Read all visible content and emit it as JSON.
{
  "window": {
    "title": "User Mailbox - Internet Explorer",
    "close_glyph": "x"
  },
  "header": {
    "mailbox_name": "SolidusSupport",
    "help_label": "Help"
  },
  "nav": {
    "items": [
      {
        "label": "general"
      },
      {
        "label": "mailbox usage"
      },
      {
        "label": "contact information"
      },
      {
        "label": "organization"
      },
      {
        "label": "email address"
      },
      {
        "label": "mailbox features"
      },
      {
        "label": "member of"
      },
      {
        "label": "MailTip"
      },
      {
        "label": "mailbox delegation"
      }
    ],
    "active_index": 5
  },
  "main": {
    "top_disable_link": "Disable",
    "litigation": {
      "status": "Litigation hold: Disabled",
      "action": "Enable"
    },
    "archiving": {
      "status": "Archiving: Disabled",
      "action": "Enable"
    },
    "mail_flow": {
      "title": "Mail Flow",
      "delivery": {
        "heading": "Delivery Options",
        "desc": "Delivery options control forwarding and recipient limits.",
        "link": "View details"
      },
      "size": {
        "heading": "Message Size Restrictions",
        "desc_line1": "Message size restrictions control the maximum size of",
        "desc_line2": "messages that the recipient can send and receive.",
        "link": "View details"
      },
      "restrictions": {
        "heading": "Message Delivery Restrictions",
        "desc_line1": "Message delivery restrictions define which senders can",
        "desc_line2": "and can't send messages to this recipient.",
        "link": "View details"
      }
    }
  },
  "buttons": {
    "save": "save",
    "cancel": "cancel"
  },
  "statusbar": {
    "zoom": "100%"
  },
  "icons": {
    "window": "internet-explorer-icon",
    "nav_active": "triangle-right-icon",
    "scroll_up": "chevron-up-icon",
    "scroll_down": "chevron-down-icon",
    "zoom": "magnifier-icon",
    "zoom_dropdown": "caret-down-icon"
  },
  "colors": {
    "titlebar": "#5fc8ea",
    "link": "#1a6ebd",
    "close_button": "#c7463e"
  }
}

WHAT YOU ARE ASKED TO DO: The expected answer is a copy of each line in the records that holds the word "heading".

PROBLEM SOLUTION:
        "heading": "Delivery Options",
        "heading": "Message Size Restrictions",
        "heading": "Message Delivery Restrictions",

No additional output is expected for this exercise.